ASSIGNMENT:
Those lines of the data that hold the word "北京协和医院" are to be copied out.

Saved data entries:
....

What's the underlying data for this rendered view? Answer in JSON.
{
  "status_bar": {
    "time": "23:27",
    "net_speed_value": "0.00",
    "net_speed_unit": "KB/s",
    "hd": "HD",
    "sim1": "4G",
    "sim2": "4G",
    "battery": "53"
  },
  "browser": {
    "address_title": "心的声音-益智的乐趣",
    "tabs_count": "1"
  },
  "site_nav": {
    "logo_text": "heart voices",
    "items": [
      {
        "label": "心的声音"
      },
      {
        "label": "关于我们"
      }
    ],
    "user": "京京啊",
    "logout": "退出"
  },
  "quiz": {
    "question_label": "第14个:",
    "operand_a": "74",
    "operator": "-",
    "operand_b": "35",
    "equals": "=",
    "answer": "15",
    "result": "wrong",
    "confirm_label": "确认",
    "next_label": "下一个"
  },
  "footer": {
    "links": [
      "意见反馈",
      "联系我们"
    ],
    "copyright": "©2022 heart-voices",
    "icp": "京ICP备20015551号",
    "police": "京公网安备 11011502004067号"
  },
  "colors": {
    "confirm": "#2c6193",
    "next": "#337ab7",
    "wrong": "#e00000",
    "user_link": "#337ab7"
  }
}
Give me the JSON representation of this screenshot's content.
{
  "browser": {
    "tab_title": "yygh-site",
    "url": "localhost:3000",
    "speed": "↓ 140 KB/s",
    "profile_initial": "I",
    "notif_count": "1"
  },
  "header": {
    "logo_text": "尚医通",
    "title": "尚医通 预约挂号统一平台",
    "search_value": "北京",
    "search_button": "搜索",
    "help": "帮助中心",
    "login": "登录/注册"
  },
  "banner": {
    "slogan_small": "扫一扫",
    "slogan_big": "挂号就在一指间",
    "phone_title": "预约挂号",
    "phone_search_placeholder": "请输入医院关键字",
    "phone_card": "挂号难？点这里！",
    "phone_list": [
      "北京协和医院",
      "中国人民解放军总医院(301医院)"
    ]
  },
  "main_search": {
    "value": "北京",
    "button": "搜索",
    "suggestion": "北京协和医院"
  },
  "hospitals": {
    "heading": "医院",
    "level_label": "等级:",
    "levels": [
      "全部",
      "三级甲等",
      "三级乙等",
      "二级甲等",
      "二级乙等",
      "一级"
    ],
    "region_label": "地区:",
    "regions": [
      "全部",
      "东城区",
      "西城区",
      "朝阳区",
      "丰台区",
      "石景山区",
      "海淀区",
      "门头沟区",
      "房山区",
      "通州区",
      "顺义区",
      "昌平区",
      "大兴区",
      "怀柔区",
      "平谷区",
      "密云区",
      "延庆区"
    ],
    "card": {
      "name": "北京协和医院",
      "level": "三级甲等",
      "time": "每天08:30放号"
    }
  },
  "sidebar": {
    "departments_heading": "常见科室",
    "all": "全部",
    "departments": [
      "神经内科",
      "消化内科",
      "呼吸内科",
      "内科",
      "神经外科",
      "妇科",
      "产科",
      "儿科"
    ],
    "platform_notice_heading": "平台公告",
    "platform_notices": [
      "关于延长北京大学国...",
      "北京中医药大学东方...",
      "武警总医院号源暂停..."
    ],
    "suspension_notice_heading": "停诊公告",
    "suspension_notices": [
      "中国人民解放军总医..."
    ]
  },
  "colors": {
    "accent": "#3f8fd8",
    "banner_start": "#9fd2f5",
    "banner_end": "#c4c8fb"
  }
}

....

EXPECTED ANSWER:
      "北京协和医院",
    "suggestion": "北京协和医院"
      "name": "北京协和医院",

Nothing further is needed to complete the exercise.